In the ADL approach, the line of business or SBU is not especially defined by a product or organizational unit. The strategist must identify discrete businesses by finding commonalities among products and business lines using the following criteria as guidelines:
- Common rivals
- Divestment or liquidation
This assessment of the industry life cycle stage of each business is made on the basis of:
- Business market share
- Profitability and cash flow
The competitive position of a firm is based on an assessment of the following criteria:
- Dominant: Rare. Often results from a near monopoly or protected leadership.
- Strong: A strong business can usually follow a strategy without too much consideration of moves from rivals.
- Favorable: Industry is fragmented. No clear leader among stronger rivals.
- Tenable: Business has a niche, either geographical or defined by the product.
- Weak: Business is too small to be profitable or survive over the long term. Critical weaknesses.
Known limitations of the ADL framework include:
- There is no standard length of life cycles

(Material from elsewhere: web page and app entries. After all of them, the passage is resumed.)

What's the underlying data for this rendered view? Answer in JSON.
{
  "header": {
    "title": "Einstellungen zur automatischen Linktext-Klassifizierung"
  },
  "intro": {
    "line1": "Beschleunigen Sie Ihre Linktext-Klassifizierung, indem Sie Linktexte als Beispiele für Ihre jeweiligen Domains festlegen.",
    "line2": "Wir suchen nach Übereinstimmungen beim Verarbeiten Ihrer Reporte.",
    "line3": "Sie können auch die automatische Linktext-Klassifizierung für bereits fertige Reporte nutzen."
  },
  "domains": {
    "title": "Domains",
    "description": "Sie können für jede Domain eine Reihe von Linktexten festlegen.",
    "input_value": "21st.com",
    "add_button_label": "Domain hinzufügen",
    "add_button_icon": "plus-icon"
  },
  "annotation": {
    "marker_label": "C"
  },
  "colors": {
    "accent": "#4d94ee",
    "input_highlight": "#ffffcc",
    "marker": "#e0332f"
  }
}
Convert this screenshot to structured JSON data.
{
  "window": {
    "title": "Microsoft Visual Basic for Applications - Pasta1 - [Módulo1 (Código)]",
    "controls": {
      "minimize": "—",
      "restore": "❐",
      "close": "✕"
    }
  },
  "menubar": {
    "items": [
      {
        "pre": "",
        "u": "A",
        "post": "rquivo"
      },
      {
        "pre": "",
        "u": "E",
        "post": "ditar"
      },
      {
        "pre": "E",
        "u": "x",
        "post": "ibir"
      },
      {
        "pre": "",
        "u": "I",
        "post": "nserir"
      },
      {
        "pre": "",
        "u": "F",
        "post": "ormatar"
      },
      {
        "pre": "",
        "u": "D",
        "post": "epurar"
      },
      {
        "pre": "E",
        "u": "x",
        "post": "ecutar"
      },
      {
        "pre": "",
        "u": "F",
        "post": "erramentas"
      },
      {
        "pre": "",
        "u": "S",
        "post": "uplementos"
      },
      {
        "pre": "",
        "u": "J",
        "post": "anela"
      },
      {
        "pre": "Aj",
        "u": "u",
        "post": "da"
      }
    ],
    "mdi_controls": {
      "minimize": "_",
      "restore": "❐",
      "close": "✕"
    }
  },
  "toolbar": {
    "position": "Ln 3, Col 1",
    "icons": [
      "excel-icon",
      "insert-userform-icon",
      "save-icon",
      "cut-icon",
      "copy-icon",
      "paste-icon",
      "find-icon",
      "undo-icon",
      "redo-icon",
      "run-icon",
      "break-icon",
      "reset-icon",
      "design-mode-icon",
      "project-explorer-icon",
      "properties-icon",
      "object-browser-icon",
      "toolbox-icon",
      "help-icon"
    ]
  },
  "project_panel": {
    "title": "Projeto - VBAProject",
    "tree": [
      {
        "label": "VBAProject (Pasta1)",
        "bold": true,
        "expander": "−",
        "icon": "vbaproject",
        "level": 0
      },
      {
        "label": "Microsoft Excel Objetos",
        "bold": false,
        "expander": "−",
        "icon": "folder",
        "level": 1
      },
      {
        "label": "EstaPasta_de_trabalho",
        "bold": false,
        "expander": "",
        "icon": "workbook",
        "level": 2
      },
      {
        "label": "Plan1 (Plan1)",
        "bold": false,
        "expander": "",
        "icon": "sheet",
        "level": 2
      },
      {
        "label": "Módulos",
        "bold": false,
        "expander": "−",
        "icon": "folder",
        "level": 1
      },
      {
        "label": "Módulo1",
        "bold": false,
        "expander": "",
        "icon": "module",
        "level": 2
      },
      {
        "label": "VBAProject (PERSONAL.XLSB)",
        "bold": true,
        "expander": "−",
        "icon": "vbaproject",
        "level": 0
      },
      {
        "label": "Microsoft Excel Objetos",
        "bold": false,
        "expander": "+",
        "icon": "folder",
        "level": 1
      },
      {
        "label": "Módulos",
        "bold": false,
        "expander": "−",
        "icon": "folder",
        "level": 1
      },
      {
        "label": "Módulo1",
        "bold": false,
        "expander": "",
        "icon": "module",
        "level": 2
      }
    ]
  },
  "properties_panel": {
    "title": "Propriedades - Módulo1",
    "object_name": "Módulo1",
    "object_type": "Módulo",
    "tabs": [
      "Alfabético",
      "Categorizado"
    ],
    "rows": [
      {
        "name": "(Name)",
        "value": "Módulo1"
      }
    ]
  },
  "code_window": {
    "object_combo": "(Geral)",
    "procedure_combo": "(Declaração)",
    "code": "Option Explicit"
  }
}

- Determining the current industry life cycle phase is awkward,
- Competitors may influence the length of the life cycle.